The county Planning Commission again approved a site plan in October 2017 that Diamond Development and the Patels appealed to the county zoning board and then to the Washington County Circuit Court.
The latest round of appeals centers on public-safety concerns regarding traffic that might back up onto Interstate 81.
The special appeals court considered whether the county zoning board failed to give first priority to safe and uncongested access to and from I-81 in approving the site plan.
Diamond’s legal argument has referenced a September 2013 letter from Sheriff Doug Mullendore expressing concern about traffic already backing up on the ramp close to the interstate during peak hours.
Mullendore wrote he could foresee traffic backing up the ramp onto the interstate if there is an Opticom device at that Maugans Avenue intersection and it interrupts the traffic light sequence. Emergency vehicles like ambulances can activate an Opticom device, turning traffic lights green to ease their route to an emergency.
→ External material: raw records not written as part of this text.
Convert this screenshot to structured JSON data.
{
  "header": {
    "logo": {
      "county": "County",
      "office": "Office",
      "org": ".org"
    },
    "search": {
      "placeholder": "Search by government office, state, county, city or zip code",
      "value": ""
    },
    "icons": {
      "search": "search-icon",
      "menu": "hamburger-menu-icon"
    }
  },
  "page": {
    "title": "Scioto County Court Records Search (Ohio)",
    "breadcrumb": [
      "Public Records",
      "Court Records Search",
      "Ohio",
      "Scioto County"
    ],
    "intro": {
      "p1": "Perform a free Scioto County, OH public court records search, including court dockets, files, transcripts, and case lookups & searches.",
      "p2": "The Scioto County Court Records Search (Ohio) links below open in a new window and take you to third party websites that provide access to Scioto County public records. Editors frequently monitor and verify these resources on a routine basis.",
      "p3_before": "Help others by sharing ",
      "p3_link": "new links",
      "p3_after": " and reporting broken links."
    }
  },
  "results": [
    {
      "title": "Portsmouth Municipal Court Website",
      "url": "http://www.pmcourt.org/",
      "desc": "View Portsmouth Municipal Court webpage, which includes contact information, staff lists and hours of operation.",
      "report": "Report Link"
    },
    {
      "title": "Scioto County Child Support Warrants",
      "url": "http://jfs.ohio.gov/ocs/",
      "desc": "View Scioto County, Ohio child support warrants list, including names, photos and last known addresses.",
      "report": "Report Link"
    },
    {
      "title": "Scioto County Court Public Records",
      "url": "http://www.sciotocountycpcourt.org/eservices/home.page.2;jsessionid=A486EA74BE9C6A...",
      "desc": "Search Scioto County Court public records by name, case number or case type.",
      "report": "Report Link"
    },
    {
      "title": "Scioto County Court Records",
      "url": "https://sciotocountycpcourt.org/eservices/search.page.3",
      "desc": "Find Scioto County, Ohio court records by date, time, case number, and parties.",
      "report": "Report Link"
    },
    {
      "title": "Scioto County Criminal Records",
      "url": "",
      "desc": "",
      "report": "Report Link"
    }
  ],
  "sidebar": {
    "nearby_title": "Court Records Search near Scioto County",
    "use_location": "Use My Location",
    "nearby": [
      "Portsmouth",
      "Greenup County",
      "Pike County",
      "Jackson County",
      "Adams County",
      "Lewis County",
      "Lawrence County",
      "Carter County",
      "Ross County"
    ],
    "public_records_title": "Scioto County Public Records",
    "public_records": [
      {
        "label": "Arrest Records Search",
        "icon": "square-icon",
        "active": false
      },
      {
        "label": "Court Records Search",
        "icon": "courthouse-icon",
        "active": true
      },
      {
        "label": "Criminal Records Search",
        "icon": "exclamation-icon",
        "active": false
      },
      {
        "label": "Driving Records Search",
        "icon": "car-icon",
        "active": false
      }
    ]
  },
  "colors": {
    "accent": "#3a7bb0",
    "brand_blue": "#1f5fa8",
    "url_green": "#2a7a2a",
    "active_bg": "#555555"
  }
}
The special appeals court disagreed with the appellants’ argument that the local zoning board “expressly acknowledged” and “affirmatively found” the new station would result in an unsafe traffic condition.
It appears the local zoning board observed that, with an ambulance passing through the intersection 2.65 times a day at most and other conditions needed for a backup to occur, such a situation would be an infrequent occurrence, the opinion states.
Patel said all CRS needs to do is move its planned station closer to the Burger King side of the property and put the driveway on the hotel side.
Brumbelow said CRS doesn’t own the land to move the planned station as far over as Patel wants.
In previous appeals, the hotel owners’ concerns have also included sirens and other noise from the ambulance station that would disturb hotel guests.
The special appeals court’s opinion was unreported, meaning it cannot be cited in papers, briefs or motions filed in Maryland courts as a precedent.